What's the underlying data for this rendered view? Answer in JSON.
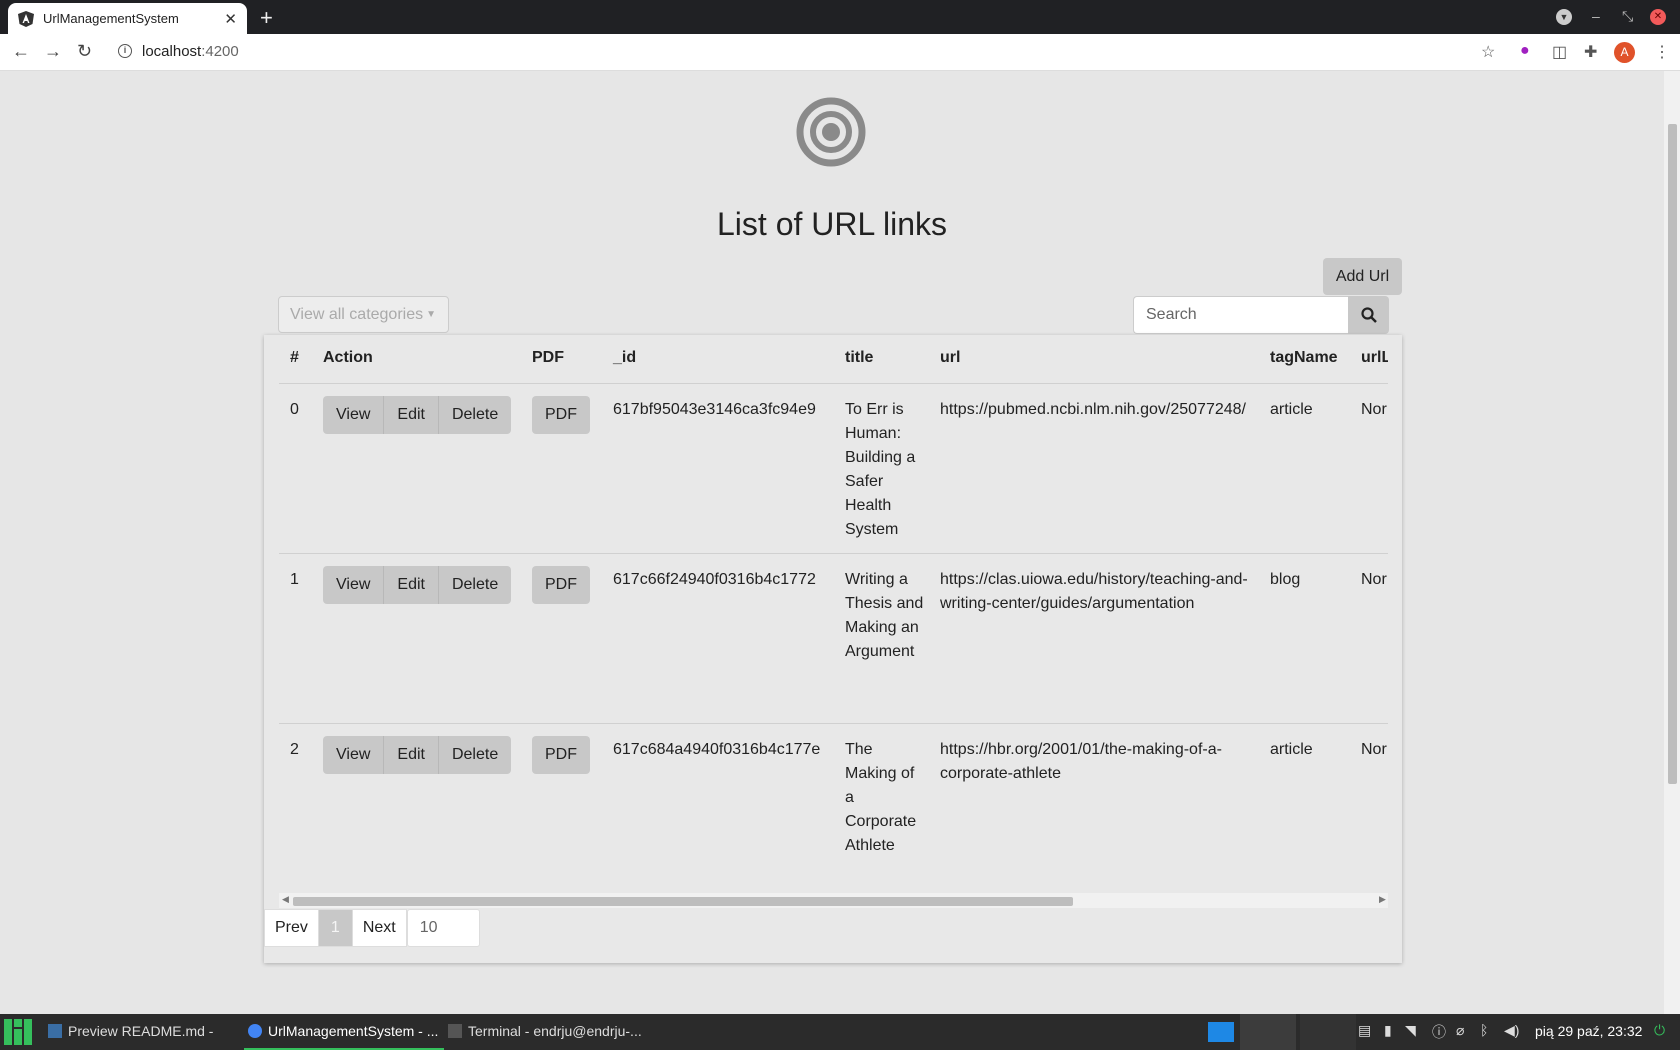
{
  "browser": {
    "tab_title": "UrlManagementSystem",
    "url_host": "localhost",
    "url_port": ":4200"
  },
  "page": {
    "title": "List of URL links",
    "add_button": "Add Url",
    "category_dropdown": "View all categories",
    "search_placeholder": "Search"
  },
  "table": {
    "headers": [
      "#",
      "Action",
      "PDF",
      "_id",
      "title",
      "url",
      "tagName",
      "urlL"
    ],
    "action_labels": {
      "view": "View",
      "edit": "Edit",
      "delete": "Delete",
      "pdf": "PDF"
    },
    "rows": [
      {
        "index": "0",
        "id": "617bf95043e3146ca3fc94e9",
        "title": "To Err is Human: Building a Safer Health System",
        "url": "https://pubmed.ncbi.nlm.nih.gov/25077248/",
        "tagName": "article",
        "urlL": "Nor"
      },
      {
        "index": "1",
        "id": "617c66f24940f0316b4c1772",
        "title": "Writing a Thesis and Making an Argument",
        "url": "https://clas.uiowa.edu/history/teaching-and-writing-center/guides/argumentation",
        "tagName": "blog",
        "urlL": "Nor"
      },
      {
        "index": "2",
        "id": "617c684a4940f0316b4c177e",
        "title": "The Making of a Corporate Athlete",
        "url": "https://hbr.org/2001/01/the-making-of-a-corporate-athlete",
        "tagName": "article",
        "urlL": "Nor"
      }
    ]
  },
  "pagination": {
    "prev": "Prev",
    "current": "1",
    "next": "Next",
    "page_size": "10"
  },
  "taskbar": {
    "tasks": [
      {
        "label": "Preview README.md - Url..."
      },
      {
        "label": "UrlManagementSystem - ..."
      },
      {
        "label": "Terminal - endrju@endrju-..."
      }
    ],
    "clock": "pią 29 paź, 23:32"
  },
  "colors": {
    "page_bg": "#e6e6e6",
    "button_bg": "#c8c8c8",
    "tabstrip_bg": "#202124",
    "taskbar_bg": "#2b2b2b",
    "taskbar_accent": "#35bf5c"
  }
}
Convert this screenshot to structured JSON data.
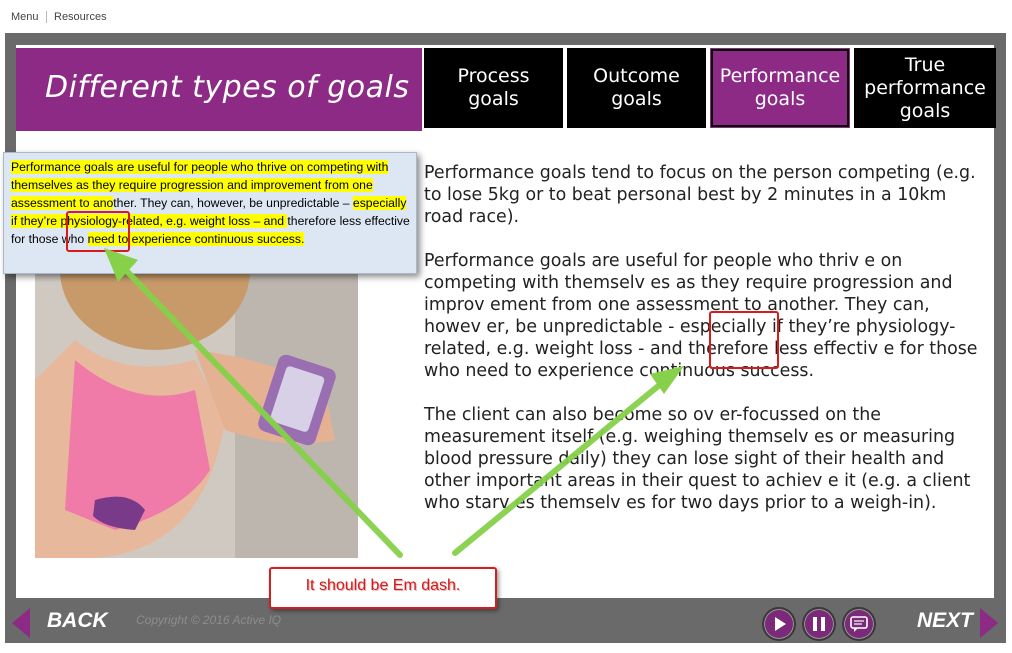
{
  "topbar": {
    "menu": "Menu",
    "resources": "Resources"
  },
  "header": {
    "title": "Different types of goals",
    "tabs": [
      {
        "label": "Process\ngoals",
        "active": false
      },
      {
        "label": "Outcome\ngoals",
        "active": false
      },
      {
        "label": "Performance\ngoals",
        "active": true
      },
      {
        "label": "True\nperformance\ngoals",
        "active": false
      }
    ]
  },
  "content": {
    "paragraphs": [
      "Performance goals tend to focus on the person competing (e.g. to lose 5kg or to beat personal best by 2 minutes in a 10km road race).",
      "Performance goals are useful for people who thriv e on competing with themselv es as they require progression and improv ement from one assessment to another. They can, howev er, be unpredictable - especially if they’re physiology-related, e.g. weight loss - and therefore less effectiv e for those who need to experience continuous success.",
      "The client can also become so ov er-focussed on the measurement itself (e.g. weighing themselv es or measuring blood pressure daily) they can lose sight of their health and other important areas in their quest to achiev e it (e.g. a client who starv es themselv es for two days prior to a weigh-in)."
    ]
  },
  "popup": {
    "highlighted_1": "Performance goals are useful for people who thrive on competing with themselves as they require progression and improvement from one assessment to ano",
    "plain_1": "ther. They can, however, be unpredictable – ",
    "highlighted_2": "especially if they’re physiology-related, e.g. weight loss – and ",
    "plain_2": "therefore less effective for those who ",
    "highlighted_3": "need to experience continuous success."
  },
  "annotation": {
    "callout": "It should be Em dash."
  },
  "footer": {
    "back": "BACK",
    "next": "NEXT",
    "copyright": "Copyright © 2016 Active IQ"
  },
  "colors": {
    "brand_purple": "#8c2a86",
    "annotation_red": "#d91b1b",
    "arrow_green": "#86d04a",
    "highlight_yellow": "#ffff00"
  },
  "icons": [
    "play-icon",
    "pause-icon",
    "transcript-icon",
    "back-arrow-icon",
    "next-arrow-icon"
  ]
}
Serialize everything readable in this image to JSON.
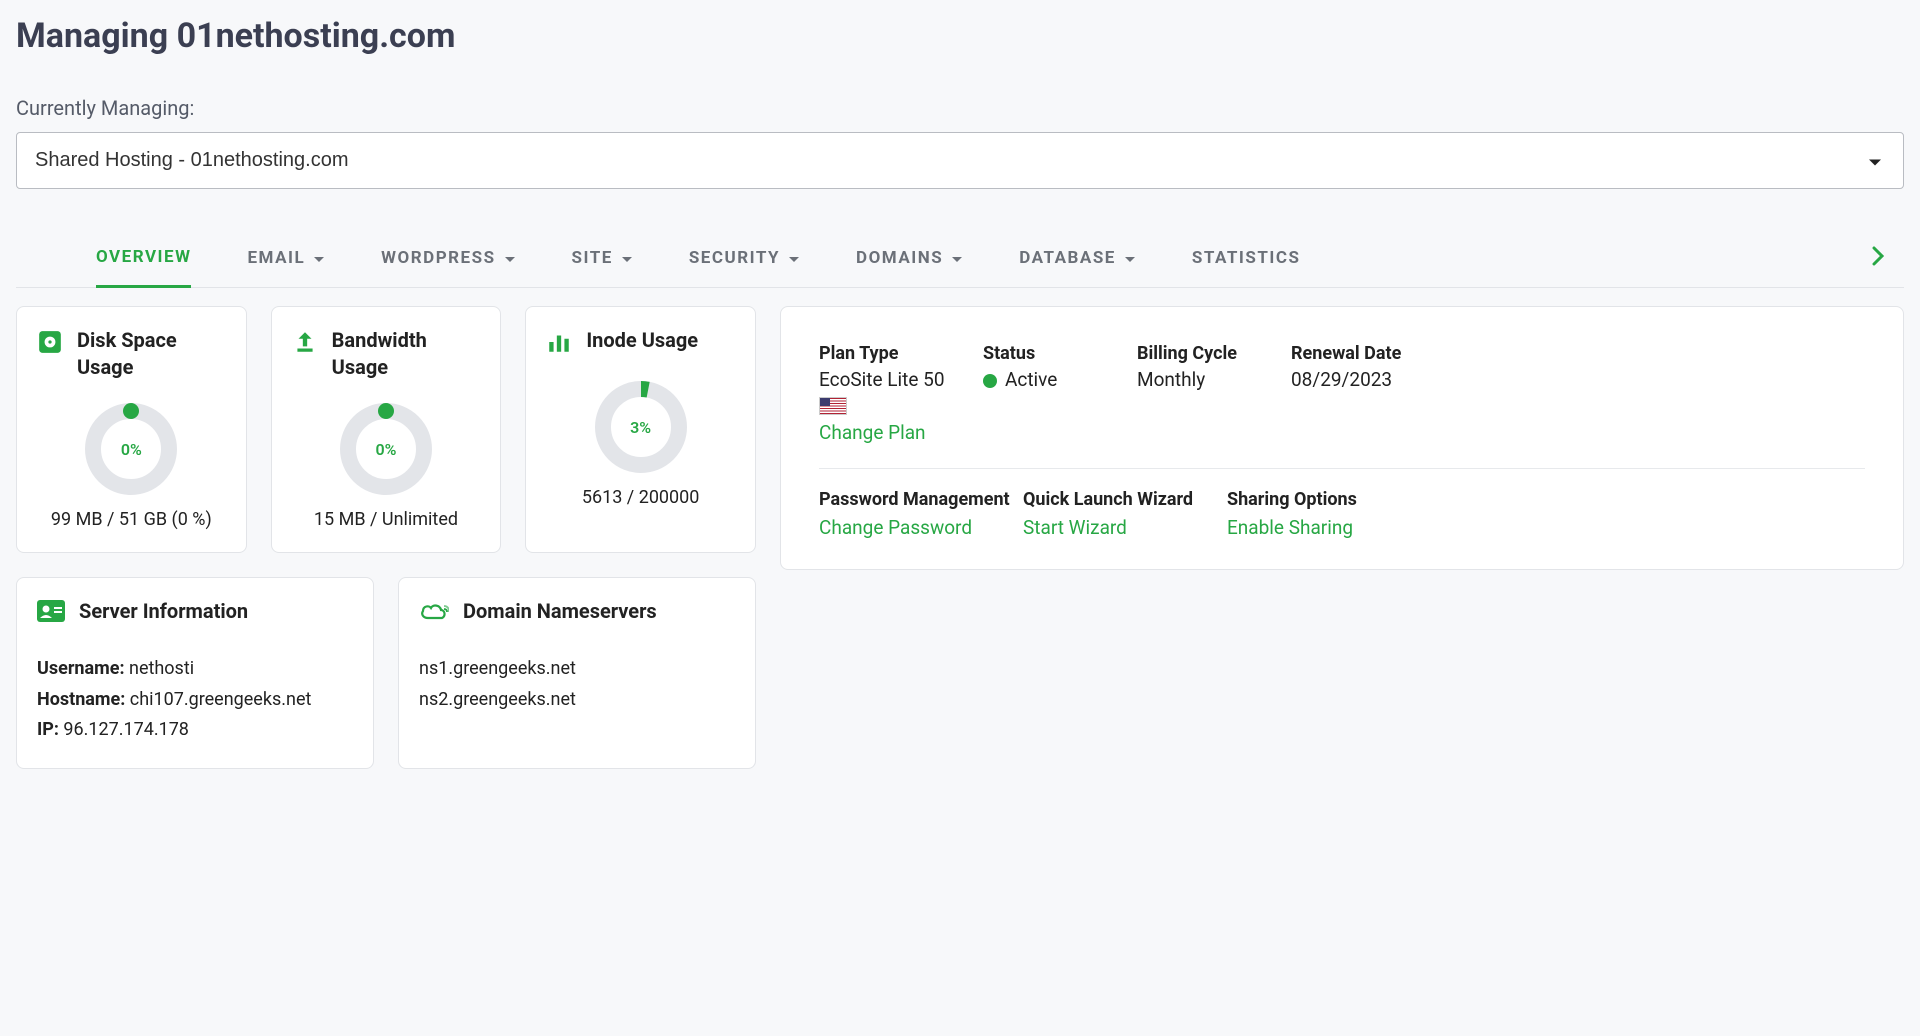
{
  "header": {
    "title": "Managing 01nethosting.com",
    "managing_label": "Currently Managing:",
    "selected_option": "Shared Hosting - 01nethosting.com"
  },
  "tabs": [
    {
      "label": "OVERVIEW",
      "has_caret": false,
      "active": true
    },
    {
      "label": "EMAIL",
      "has_caret": true,
      "active": false
    },
    {
      "label": "WORDPRESS",
      "has_caret": true,
      "active": false
    },
    {
      "label": "SITE",
      "has_caret": true,
      "active": false
    },
    {
      "label": "SECURITY",
      "has_caret": true,
      "active": false
    },
    {
      "label": "DOMAINS",
      "has_caret": true,
      "active": false
    },
    {
      "label": "DATABASE",
      "has_caret": true,
      "active": false
    },
    {
      "label": "STATISTICS",
      "has_caret": false,
      "active": false
    }
  ],
  "usage_cards": {
    "disk": {
      "title": "Disk Space Usage",
      "percent": 0,
      "percent_label": "0%",
      "detail": "99 MB / 51 GB (0 %)"
    },
    "bandwidth": {
      "title": "Bandwidth Usage",
      "percent": 0,
      "percent_label": "0%",
      "detail": "15 MB / Unlimited"
    },
    "inode": {
      "title": "Inode Usage",
      "percent": 3,
      "percent_label": "3%",
      "detail": "5613 / 200000"
    }
  },
  "plan": {
    "plan_type_label": "Plan Type",
    "plan_type_value": "EcoSite Lite 50",
    "change_plan": "Change Plan",
    "status_label": "Status",
    "status_value": "Active",
    "billing_label": "Billing Cycle",
    "billing_value": "Monthly",
    "renewal_label": "Renewal Date",
    "renewal_value": "08/29/2023",
    "pwmgmt_label": "Password Management",
    "pwmgmt_link": "Change Password",
    "wizard_label": "Quick Launch Wizard",
    "wizard_link": "Start Wizard",
    "sharing_label": "Sharing Options",
    "sharing_link": "Enable Sharing"
  },
  "server_info": {
    "title": "Server Information",
    "username_label": "Username:",
    "username_value": "nethosti",
    "hostname_label": "Hostname:",
    "hostname_value": "chi107.greengeeks.net",
    "ip_label": "IP:",
    "ip_value": "96.127.174.178"
  },
  "nameservers": {
    "title": "Domain Nameservers",
    "ns1": "ns1.greengeeks.net",
    "ns2": "ns2.greengeeks.net"
  },
  "colors": {
    "accent": "#27a744"
  }
}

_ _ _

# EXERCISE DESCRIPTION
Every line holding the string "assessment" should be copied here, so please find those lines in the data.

# TASK RESPONSE
      "Performance goals are useful for people who thriv e on competing with themselv es as they require progression and improv ement from one assessment to another. They can, howev er, be unpredictable - especially if they’re physiology-related, e.g. weight loss - and therefore less effectiv e for those who need to experience continuous success.",
    "highlighted_1": "Performance goals are useful for people who thrive on competing with themselves as they require progression and improvement from one assessment to ano",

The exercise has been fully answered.